* EXERCISE DIRECTIONS *
For each entry, output its words exactly and leave any picture behind.

* RECORDS FOR THE EXERCISE *
════════════════

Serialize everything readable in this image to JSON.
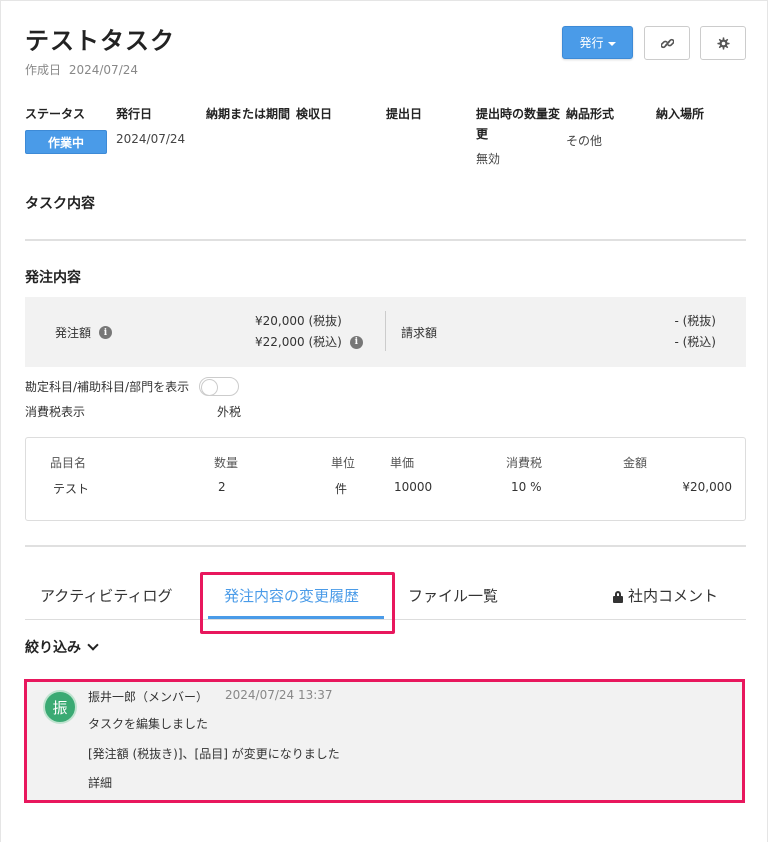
{
  "header": {
    "title": "テストタスク",
    "created_label": "作成日",
    "created_date": "2024/07/24",
    "issue_button": "発行",
    "link_icon": "link-icon",
    "gear_icon": "gear-icon"
  },
  "meta": {
    "status_label": "ステータス",
    "status_value": "作業中",
    "issue_date_label": "発行日",
    "issue_date_value": "2024/07/24",
    "due_label": "納期または期間",
    "inspection_label": "検収日",
    "submit_label": "提出日",
    "qty_change_label": "提出時の数量変更",
    "qty_change_value": "無効",
    "delivery_format_label": "納品形式",
    "delivery_format_value": "その他",
    "delivery_place_label": "納入場所"
  },
  "task_content": {
    "title": "タスク内容"
  },
  "order": {
    "title": "発注内容",
    "amount_label": "発注額",
    "amount_excl": "¥20,000 (税抜)",
    "amount_incl": "¥22,000 (税込)",
    "bill_label": "請求額",
    "bill_excl": "- (税抜)",
    "bill_incl": "- (税込)",
    "account_toggle_label": "勘定科目/補助科目/部門を表示",
    "tax_display_label": "消費税表示",
    "tax_display_value": "外税"
  },
  "items": {
    "headers": [
      "品目名",
      "数量",
      "単位",
      "単価",
      "消費税",
      "金額"
    ],
    "rows": [
      [
        "テスト",
        "2",
        "件",
        "10000",
        "10 %",
        "¥20,000"
      ]
    ]
  },
  "tabs": [
    {
      "label": "アクティビティログ"
    },
    {
      "label": "発注内容の変更履歴"
    },
    {
      "label": "ファイル一覧"
    },
    {
      "label": "社内コメント"
    }
  ],
  "filter": {
    "label": "絞り込み"
  },
  "activity": {
    "avatar_char": "振",
    "user": "振井一郎（メンバー）",
    "time": "2024/07/24 13:37",
    "line1": "タスクを編集しました",
    "line2": "[発注額 (税抜き)]、[品目] が変更になりました",
    "detail": "詳細"
  },
  "colors": {
    "accent": "#4a9be8",
    "highlight": "#e8175d",
    "avatar": "#3aaa73"
  }
}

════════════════

* SOLUTION TO THIS TASK *
Serialize everything readable in this image to JSON.
{
  "header": {
    "title": "テストタスク",
    "created_label": "作成日",
    "created_date": "2024/07/24",
    "issue_button": "発行",
    "link_icon": "link-icon",
    "gear_icon": "gear-icon"
  },
  "meta": {
    "status_label": "ステータス",
    "status_value": "作業中",
    "issue_date_label": "発行日",
    "issue_date_value": "2024/07/24",
    "due_label": "納期または期間",
    "inspection_label": "検収日",
    "submit_label": "提出日",
    "qty_change_label": "提出時の数量変更",
    "qty_change_value": "無効",
    "delivery_format_label": "納品形式",
    "delivery_format_value": "その他",
    "delivery_place_label": "納入場所"
  },
  "task_content": {
    "title": "タスク内容"
  },
  "order": {
    "title": "発注内容",
    "amount_label": "発注額",
    "amount_excl": "¥20,000 (税抜)",
    "amount_incl": "¥22,000 (税込)",
    "bill_label": "請求額",
    "bill_excl": "- (税抜)",
    "bill_incl": "- (税込)",
    "account_toggle_label": "勘定科目/補助科目/部門を表示",
    "tax_display_label": "消費税表示",
    "tax_display_value": "外税"
  },
  "items": {
    "headers": [
      "品目名",
      "数量",
      "単位",
      "単価",
      "消費税",
      "金額"
    ],
    "rows": [
      [
        "テスト",
        "2",
        "件",
        "10000",
        "10 %",
        "¥20,000"
      ]
    ]
  },
  "tabs": [
    {
      "label": "アクティビティログ"
    },
    {
      "label": "発注内容の変更履歴"
    },
    {
      "label": "ファイル一覧"
    },
    {
      "label": "社内コメント"
    }
  ],
  "filter": {
    "label": "絞り込み"
  },
  "activity": {
    "avatar_char": "振",
    "user": "振井一郎（メンバー）",
    "time": "2024/07/24 13:37",
    "line1": "タスクを編集しました",
    "line2": "[発注額 (税抜き)]、[品目] が変更になりました",
    "detail": "詳細"
  },
  "colors": {
    "accent": "#4a9be8",
    "highlight": "#e8175d",
    "avatar": "#3aaa73"
  }
}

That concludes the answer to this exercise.